Forum home Wildlife gardening

Sparrows that like a bit of colour in their diet

BluesBlues New ForestPosts: 38
We have aprox 30 resident hedge sparrows in our garden and they're not content with fat balls, peanuts and seed they seem to love decapitating and eating our polyanthas. Anyone else have this problem?  We have Blue Tits showing interest in the nest box again this year but no signs of building anything yet, can't remember when this took place last year I'm sure they had something under way by now. If you're lucky enough to have them in your garden what are they up to?
«13

Posts

  • AnniDAnniD Posts: 9,643
    Sparrows do this in my garden, apparently it's something to do with the carotene (?) in the flowers that brightens their plumage. That's what l was told, but it could be a wind up !

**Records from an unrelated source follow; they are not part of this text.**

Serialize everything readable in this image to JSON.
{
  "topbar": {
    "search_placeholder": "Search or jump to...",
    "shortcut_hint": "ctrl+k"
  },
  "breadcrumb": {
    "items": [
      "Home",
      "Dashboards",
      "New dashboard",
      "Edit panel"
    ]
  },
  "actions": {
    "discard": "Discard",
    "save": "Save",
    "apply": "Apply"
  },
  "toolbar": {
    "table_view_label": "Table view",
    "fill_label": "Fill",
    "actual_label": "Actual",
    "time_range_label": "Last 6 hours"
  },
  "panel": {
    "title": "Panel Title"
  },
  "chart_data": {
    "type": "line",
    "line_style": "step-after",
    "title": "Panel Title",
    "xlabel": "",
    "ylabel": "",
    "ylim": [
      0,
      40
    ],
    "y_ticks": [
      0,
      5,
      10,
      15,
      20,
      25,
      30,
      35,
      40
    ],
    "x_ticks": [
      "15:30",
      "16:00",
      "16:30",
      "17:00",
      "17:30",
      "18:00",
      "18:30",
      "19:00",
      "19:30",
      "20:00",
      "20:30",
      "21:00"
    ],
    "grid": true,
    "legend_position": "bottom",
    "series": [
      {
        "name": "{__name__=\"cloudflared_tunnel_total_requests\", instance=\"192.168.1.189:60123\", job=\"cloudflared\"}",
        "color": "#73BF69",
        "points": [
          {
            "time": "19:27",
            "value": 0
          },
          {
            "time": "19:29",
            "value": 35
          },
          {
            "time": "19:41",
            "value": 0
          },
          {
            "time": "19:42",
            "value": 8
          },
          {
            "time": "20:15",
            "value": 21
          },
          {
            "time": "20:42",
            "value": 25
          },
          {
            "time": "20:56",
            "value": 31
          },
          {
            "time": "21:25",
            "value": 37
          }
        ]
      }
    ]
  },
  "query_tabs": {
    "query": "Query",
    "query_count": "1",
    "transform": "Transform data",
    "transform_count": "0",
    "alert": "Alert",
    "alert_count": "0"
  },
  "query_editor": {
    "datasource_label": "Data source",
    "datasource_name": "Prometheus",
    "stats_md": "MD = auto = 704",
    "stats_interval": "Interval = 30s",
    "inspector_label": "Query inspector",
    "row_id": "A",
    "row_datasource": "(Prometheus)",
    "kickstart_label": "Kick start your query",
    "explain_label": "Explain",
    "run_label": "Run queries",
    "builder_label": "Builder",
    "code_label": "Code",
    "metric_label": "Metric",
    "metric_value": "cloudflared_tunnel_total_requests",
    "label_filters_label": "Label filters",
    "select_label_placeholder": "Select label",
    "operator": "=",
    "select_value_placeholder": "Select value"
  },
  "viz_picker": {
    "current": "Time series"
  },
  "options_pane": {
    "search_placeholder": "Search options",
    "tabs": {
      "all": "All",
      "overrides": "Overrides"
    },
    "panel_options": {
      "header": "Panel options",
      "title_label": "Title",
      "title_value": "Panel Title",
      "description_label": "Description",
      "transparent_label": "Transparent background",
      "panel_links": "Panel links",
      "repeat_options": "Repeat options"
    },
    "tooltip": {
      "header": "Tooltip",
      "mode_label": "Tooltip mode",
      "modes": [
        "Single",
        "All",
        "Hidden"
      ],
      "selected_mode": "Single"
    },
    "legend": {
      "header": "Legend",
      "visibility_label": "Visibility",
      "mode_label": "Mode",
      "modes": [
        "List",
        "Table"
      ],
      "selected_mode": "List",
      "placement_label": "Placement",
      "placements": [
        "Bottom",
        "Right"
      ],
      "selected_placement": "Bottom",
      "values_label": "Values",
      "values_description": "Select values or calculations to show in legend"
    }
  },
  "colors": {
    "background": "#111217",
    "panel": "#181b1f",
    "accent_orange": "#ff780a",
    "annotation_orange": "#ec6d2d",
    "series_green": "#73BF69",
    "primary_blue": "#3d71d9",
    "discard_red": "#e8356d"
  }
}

    The great tits have been having fun this morning hanging upside down on the outside eaves of the greenhouse and raiding the trellis. I have wasted a fair bit of time this morning watching them, the blackbirds, blue tits and robin amongst others. I don't seem to get many small birds in my garden (usually pigeons 🙄), so it made a nice change. 
  • FireFire LondonPosts: 14,112
    Blues said:
    We have aprox 30 resident hedge sparrows in our garden
    Dunnocks?
  • B3B3 Posts: 21,507
    No it's true😉
    In London. Keen but lazy.
  • VictorMeldrewVictorMeldrew Peak District foothills, CheshirePosts: 444
      :joy:
    Every now and then I like to do as I'm told, just to confuse people
  • VictorMeldrewVictorMeldrew Peak District foothills, CheshirePosts: 444
    Our House Sparrows - I love them to death - but they are the most destructive little buggers. When I tell people they've decimated our Black Bamboo they don't believe me. My OH is on constant look-out and swearing under her breath when the sweet peas are forming their flowers.
    Every now and then I like to do as I'm told, just to confuse people
  • FireFire LondonPosts: 14,112
    edited 4 April
    We have various lots of house sparrows and they decimate the fruit trees (and seem to actively enjoy it) so I get no blossom (as with B3). They are fun to watch but ... with an entire budding garden to choose from, do they really have to pick a small apple tree to attack? Are they teaching their babies how to scarf the buds -  mini Delia, Nigella, Nigel passing on their foraging tips?

    "First, find the only tree the owner wants to flower. As it is an espalier, the owner will have spent considerable time and attention carefully pruning the tree for best budding, so they buds will taste sweeter. Find the nascent tips. Attack them so it looks like you have decimated the said tree with mini-machetes, leaving a hacked about mess where possible to show that there is zero possibilty of any flowers to come. It's good to be clear. Do a little dance of triumph to mark your culinary success."


  • RedwingRedwing Posts: 1,156
    Blues said:
    We have aprox 30 resident hedge sparrows in our garden and they're not content with fat balls, peanuts and seed they seem to love decapitating and eating our polyanthas. 
    That sounds like House Sparrow behaviour to me, not  Hedge Sparrows (the old fashioned name for Dunnocks).  It would be very unusual to have 30 resident Dunnocks in your garden.  Look at the bills, an easy way to tell them apart.  Dunnocks have thin bills, House Sparrows thick finch like bills.  
    Based in Sussex, I garden to encourage as many birds to my garden as possible.
  • wild edgeswild edges The north west of south east WalesPosts: 7,544
    Redwing said:
    Look at the bills, an easy way to tell them apart. 
    Also the bird food bill will be a lot higher for house sparrows.

    A great library has something in it to offend everybody.
  • philippasmith2philippasmith2 Posts: 1,689
    I could be wrong but I'd always thoight that Dunnocks could also be ID'd by their pink(ish) legs.  Spend more time on the ground too.  As said, 30 resident Dunnocks sounds unlikely.
Sign In or Register to comment.